Change is driven by what is known as a neural network, a mathematical system that can learn skills by analyzing large amounts of data. By analyzing thousands of pictures of cats, for example, a neural network can learn to recognize a cat. In a similar way, a neural network can learn from images taken by surgical robots.
Surgical robot is equipped with a camera that records three-dimensional video of each surgery. The video is transmitted into a viewfinder that the surgeon looks at while instructing the operation, viewed from the robot’s point of view.
But then, these images also provide a detailed road map showing how the surgeries are performed. They can help new surgeons understand how to use these robots, and they can help train the robot to handle jobs on its own. By analyzing images that show how surgeons guide robots, a neural network can learn similar skills.
This is how Berkeley researchers are working to automate their robots, based on the da Vinci Surgical System, a two-handed machine that helps surgeons perform over a million surgeries a year. . Dr. Fer and his colleagues collected images of robots moving plastic rings while under human control. Their system then learns from these images, determines the best way to take rings, move them between nails, and move them to new pegs.
But this process comes with its own asterisk. When the system notifies the robot of where to move, the robot often misses that position by millimeters. Over the months and years of use, many of the metal cables inside the robot’s twin arms have been stretched and bent in small ways, so its movement is not as accurate as it should be.
Operators can compensate for this change, unconsciously. But the automatic system cannot. This is often the problem of automation: It struggles to deal with change and uncertainty. Self-propelled vehicles have yet to be widely used because they are not agile enough to handle the chaos of the everyday world.
The Berkeley team decided to build a new neural network to analyze the robot’s mistakes and see the precision it loses with each passing day. “It learns how a robot’s joints evolve over time,” said Brijen Thananjeyan, a PhD student in the group. Once the automated system can account for this change, the robot can pick up and move the plastic rings, matching the operator’s performance.
Other laboratories are trying different approaches. Axel Krieger, a researcher at Johns Hopkins who joined the pig sewing project in 2016, is working to automate a new type of robotic arm, one with fewer moving parts and stable performance. than the type of robot used by the Berkeley team. . Researchers at Worcester Polytechnic Institute are developing ways for machines to carefully guide surgeons’ hands as they perform specific tasks, such as puncture of needles to biopsy for cancer or stinging. into the brain to remove the tumor.
Greg Fischer, one of the Worcester researchers, said: “It’s like a car where the laning is autonomous, but you still have the throttle and brake control.
The scientists note that many obstacles are ahead. Moving plastic pegs is one thing; Cutting, moving and stitching the skin is another thing. “What happens when the camera angle changes?” Ann Majewicz Fey, an associate professor at the University of Texas, Austin said. “What happens when the smoke gets in the way?”

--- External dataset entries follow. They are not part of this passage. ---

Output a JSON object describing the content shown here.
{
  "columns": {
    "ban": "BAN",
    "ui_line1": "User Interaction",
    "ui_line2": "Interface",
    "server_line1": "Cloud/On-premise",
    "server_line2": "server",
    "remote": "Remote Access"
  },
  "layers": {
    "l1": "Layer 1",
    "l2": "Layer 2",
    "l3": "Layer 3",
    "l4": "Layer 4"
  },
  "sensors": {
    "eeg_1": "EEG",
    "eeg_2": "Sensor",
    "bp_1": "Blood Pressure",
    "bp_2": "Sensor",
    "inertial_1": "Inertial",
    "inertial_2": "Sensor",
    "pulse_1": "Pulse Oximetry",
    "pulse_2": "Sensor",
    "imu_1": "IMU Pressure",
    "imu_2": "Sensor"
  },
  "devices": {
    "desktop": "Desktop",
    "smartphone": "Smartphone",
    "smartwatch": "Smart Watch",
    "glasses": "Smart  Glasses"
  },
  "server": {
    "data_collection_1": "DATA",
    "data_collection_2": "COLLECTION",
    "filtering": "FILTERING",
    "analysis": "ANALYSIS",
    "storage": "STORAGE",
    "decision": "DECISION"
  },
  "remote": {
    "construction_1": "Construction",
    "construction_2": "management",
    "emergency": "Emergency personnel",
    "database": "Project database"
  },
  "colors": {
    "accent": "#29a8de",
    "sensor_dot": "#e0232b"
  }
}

In the near future, automation will be more of a work together with surgeons than replacing them. But even that can have profound effects, says Dr. Fer. Doctors could, for example, perform surgery on long distances greater than the width of the operating room – from miles or soldiers, perhaps, helping the wounded on a distant battlefield.
Currently, the signal delay is too great to be performed. But if a robot can handle at least some of the tasks on its own, then long-distance surgery could become possible, Dr. Fer said: “You can submit a high-level plan and then the robot can do it. show it ”.
Similar technology will be essential for remote surgery over longer distances. “When we start operating on people on the moon,” he said, “surgeons will need completely new tools.”